For the second issue, I think I’ll bite the bullet and make a make assemble-android-release target which will do the same as the CI server, but all inside of Nix (with reproducible build paths).


I took a look again at the Timbre logging library sources, and it looks like we have 2 options to obtain deterministic code (other than switching libraries):

  • fork the library to remove the rand call used to calculate the callsite-id (this rand call is only used to distinguish among multiple calls to logging functions in the same line, so it’s not really required for us);
  • wrap all calls to Timbre so that we don’t use macros but rather functions (the downside is that we can’t really guarantee that someone won’t use Timbre directly in the code rather than our wrappers, except maybe with some automated code checker).

I’d appreciate input from the Clojure team at large about the preferred way to go about this.
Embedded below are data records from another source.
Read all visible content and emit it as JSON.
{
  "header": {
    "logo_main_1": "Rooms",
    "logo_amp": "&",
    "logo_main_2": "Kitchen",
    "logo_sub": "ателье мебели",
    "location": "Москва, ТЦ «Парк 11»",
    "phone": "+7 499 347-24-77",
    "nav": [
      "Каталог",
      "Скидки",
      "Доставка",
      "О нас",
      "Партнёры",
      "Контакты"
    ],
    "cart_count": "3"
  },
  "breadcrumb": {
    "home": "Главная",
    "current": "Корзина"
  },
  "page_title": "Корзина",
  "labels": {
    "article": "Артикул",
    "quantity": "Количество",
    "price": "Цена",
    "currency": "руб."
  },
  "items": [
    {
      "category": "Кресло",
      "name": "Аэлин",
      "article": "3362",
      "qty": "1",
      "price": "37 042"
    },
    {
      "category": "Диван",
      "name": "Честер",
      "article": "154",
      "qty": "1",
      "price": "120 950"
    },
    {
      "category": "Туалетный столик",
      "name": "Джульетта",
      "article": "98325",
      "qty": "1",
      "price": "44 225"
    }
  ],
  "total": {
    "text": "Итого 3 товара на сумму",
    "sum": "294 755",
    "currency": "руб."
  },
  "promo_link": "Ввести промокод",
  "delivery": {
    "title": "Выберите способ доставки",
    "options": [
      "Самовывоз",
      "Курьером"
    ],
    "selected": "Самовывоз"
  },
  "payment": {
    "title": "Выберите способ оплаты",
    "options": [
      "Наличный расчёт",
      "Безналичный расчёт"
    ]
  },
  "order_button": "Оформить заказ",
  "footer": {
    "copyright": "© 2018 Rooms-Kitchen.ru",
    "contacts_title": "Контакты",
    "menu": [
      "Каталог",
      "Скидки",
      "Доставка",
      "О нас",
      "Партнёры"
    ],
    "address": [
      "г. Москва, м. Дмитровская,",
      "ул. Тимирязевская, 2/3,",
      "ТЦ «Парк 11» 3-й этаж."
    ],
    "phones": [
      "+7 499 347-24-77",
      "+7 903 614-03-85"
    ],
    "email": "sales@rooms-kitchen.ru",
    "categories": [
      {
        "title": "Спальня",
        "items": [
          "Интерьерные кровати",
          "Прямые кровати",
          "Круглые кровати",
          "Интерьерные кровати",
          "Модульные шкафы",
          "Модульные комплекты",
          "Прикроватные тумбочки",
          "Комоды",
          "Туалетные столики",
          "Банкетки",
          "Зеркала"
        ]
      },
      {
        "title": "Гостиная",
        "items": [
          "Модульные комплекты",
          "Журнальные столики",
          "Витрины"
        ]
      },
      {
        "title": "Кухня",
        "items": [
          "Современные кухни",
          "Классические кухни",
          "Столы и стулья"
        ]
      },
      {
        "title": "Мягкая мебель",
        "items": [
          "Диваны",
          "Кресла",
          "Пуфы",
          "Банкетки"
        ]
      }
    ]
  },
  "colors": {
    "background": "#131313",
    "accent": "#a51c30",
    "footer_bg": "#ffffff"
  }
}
UPDATE: The more I think about this, the more I lean towards the first approach, as it seems to be the only that allows to take full control of the calculation of the callsite-id value. Removing the rand call would give us reproducible builds on the same build path, but if the same commit was built on another machine with another build path, the full file path would still be used to compute the callsite-id, leading to a different number. Ideally we’d use only the relative path of the source file, or worst case, just the file name.


Pretty cool build performance improvements, the latest status-react Android build finished in under 9 minutes (as opposed to the usual 15+ minutes):


Daily progress update:

  • Forked the timbre logging library and integrated it with status-react. That problem is gone.
  • Added some post-processing to the build of status-go so that 2 headers containing version information are removed from the libraries. They are now identical when built on different machines;
  • There was a mismatch in the number of files under assets/js-modules (the local build sometimes had more files). Turned out that we weren’t cleaning build directories, so existing build artifacts from building other branches were getting integrated into the apk. This is yet another reason to try to have an end-to-end pure build for Android in Nix.

At the moment, there are 2 problems that subsist:

  • the minification that the Clojure compiler uses is not deterministic;
  • some resource xml files in res folder have a single byte that is different when building in different machines.


Im trying to build android with the custom status-go tag, and have this

building ‘/nix/store/spq4p8h9xv2vd73m9kxm2hdlh6cvdn6m-status-go-onb.v.0.1-android.drv’…
unpacking sources
unpacking source archive /nix/store/bhgd62k3n16hc4hrplqkjg6m1wk4v6d5-status-go-source
source root is status-go-source
patching sources
There are some required tools missing in the system:

  • [ ] Xcode 10.1
  • [ ] iPhone SDK
    Please install Xcode 10.1 from the App Store.
    builder for ‘/nix/store/spq4p8h9xv2vd73m9kxm2hdlh6cvdn6m-status-go-onb.v.0.1-android.drv’ failed with exit code 1